-- Data section follows --
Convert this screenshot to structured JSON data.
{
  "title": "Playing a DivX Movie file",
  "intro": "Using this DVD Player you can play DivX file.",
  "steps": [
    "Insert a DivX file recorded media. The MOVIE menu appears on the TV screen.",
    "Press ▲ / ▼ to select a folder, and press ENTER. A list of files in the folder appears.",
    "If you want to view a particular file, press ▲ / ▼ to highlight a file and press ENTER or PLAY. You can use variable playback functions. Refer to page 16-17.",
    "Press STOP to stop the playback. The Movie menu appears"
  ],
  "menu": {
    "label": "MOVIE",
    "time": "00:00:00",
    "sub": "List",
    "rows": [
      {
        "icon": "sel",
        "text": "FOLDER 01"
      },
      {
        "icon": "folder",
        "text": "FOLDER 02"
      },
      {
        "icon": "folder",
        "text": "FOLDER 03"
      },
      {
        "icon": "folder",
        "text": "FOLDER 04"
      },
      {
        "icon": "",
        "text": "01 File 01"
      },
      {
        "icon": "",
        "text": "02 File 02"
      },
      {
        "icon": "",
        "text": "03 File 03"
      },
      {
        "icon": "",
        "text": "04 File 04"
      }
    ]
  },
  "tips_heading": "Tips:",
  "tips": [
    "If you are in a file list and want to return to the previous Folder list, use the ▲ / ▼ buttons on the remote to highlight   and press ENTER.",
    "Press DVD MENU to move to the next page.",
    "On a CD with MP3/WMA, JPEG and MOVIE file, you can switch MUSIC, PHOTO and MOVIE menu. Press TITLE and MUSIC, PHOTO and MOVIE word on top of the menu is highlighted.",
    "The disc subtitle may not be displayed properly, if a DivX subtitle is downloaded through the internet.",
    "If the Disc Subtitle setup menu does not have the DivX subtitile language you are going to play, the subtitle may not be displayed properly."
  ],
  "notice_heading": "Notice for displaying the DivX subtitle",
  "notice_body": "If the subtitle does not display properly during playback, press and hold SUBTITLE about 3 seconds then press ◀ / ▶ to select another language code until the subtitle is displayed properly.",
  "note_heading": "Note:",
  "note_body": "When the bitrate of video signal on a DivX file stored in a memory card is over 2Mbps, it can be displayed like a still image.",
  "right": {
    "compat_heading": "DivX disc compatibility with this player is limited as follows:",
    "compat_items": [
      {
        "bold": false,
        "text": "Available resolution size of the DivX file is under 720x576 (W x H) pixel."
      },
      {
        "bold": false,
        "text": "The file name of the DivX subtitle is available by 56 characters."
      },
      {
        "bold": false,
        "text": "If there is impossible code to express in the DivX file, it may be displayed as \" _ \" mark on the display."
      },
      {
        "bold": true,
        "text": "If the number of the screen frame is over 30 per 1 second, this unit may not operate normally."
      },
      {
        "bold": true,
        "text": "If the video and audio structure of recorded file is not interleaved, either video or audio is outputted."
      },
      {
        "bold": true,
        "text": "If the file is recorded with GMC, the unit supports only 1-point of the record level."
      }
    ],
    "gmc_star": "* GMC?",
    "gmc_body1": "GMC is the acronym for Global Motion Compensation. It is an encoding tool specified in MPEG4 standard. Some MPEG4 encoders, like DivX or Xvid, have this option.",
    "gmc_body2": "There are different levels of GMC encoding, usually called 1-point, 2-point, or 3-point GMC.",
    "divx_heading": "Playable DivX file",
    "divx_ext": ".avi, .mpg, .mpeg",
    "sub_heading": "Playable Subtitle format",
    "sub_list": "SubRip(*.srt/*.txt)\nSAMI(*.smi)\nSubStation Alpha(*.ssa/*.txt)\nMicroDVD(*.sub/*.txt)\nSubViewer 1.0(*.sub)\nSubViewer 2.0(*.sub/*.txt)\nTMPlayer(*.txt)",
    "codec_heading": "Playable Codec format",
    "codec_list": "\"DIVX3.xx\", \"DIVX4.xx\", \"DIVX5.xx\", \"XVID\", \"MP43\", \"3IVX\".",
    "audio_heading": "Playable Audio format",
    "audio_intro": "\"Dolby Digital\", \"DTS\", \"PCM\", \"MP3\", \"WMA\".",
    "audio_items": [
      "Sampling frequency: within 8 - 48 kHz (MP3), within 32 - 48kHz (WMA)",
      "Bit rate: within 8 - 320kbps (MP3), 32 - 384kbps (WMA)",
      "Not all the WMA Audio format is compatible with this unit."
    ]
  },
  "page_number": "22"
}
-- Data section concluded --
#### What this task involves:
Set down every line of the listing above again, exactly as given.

#### Answer below:
Convert this screenshot to structured JSON data.
{
  "title": "Playing a DivX Movie file",
  "intro": "Using this DVD Player you can play DivX file.",
  "steps": [
    "Insert a DivX file recorded media. The MOVIE menu appears on the TV screen.",
    "Press ▲ / ▼ to select a folder, and press ENTER. A list of files in the folder appears.",
    "If you want to view a particular file, press ▲ / ▼ to highlight a file and press ENTER or PLAY. You can use variable playback functions. Refer to page 16-17.",
    "Press STOP to stop the playback. The Movie menu appears"
  ],
  "menu": {
    "label": "MOVIE",
    "time": "00:00:00",
    "sub": "List",
    "rows": [
      {
        "icon": "sel",
        "text": "FOLDER 01"
      },
      {
        "icon": "folder",
        "text": "FOLDER 02"
      },
      {
        "icon": "folder",
        "text": "FOLDER 03"
      },
      {
        "icon": "folder",
        "text": "FOLDER 04"
      },
      {
        "icon": "",
        "text": "01 File 01"
      },
      {
        "icon": "",
        "text": "02 File 02"
      },
      {
        "icon": "",
        "text": "03 File 03"
      },
      {
        "icon": "",
        "text": "04 File 04"
      }
    ]
  },
  "tips_heading": "Tips:",
  "tips": [
    "If you are in a file list and want to return to the previous Folder list, use the ▲ / ▼ buttons on the remote to highlight   and press ENTER.",
    "Press DVD MENU to move to the next page.",
    "On a CD with MP3/WMA, JPEG and MOVIE file, you can switch MUSIC, PHOTO and MOVIE menu. Press TITLE and MUSIC, PHOTO and MOVIE word on top of the menu is highlighted.",
    "The disc subtitle may not be displayed properly, if a DivX subtitle is downloaded through the internet.",
    "If the Disc Subtitle setup menu does not have the DivX subtitile language you are going to play, the subtitle may not be displayed properly."
  ],
  "notice_heading": "Notice for displaying the DivX subtitle",
  "notice_body": "If the subtitle does not display properly during playback, press and hold SUBTITLE about 3 seconds then press ◀ / ▶ to select another language code until the subtitle is displayed properly.",
  "note_heading": "Note:",
  "note_body": "When the bitrate of video signal on a DivX file stored in a memory card is over 2Mbps, it can be displayed like a still image.",
  "right": {
    "compat_heading": "DivX disc compatibility with this player is limited as follows:",
    "compat_items": [
      {
        "bold": false,
        "text": "Available resolution size of the DivX file is under 720x576 (W x H) pixel."
      },
      {
        "bold": false,
        "text": "The file name of the DivX subtitle is available by 56 characters."
      },
      {
        "bold": false,
        "text": "If there is impossible code to express in the DivX file, it may be displayed as \" _ \" mark on the display."
      },
      {
        "bold": true,
        "text": "If the number of the screen frame is over 30 per 1 second, this unit may not operate normally."
      },
      {
        "bold": true,
        "text": "If the video and audio structure of recorded file is not interleaved, either video or audio is outputted."
      },
      {
        "bold": true,
        "text": "If the file is recorded with GMC, the unit supports only 1-point of the record level."
      }
    ],
    "gmc_star": "* GMC?",
    "gmc_body1": "GMC is the acronym for Global Motion Compensation. It is an encoding tool specified in MPEG4 standard. Some MPEG4 encoders, like DivX or Xvid, have this option.",
    "gmc_body2": "There are different levels of GMC encoding, usually called 1-point, 2-point, or 3-point GMC.",
    "divx_heading": "Playable DivX file",
    "divx_ext": ".avi, .mpg, .mpeg",
    "sub_heading": "Playable Subtitle format",
    "sub_list": "SubRip(*.srt/*.txt)\nSAMI(*.smi)\nSubStation Alpha(*.ssa/*.txt)\nMicroDVD(*.sub/*.txt)\nSubViewer 1.0(*.sub)\nSubViewer 2.0(*.sub/*.txt)\nTMPlayer(*.txt)",
    "codec_heading": "Playable Codec format",
    "codec_list": "\"DIVX3.xx\", \"DIVX4.xx\", \"DIVX5.xx\", \"XVID\", \"MP43\", \"3IVX\".",
    "audio_heading": "Playable Audio format",
    "audio_intro": "\"Dolby Digital\", \"DTS\", \"PCM\", \"MP3\", \"WMA\".",
    "audio_items": [
      "Sampling frequency: within 8 - 48 kHz (MP3), within 32 - 48kHz (WMA)",
      "Bit rate: within 8 - 320kbps (MP3), 32 - 384kbps (WMA)",
      "Not all the WMA Audio format is compatible with this unit."
    ]
  },
  "page_number": "22"
}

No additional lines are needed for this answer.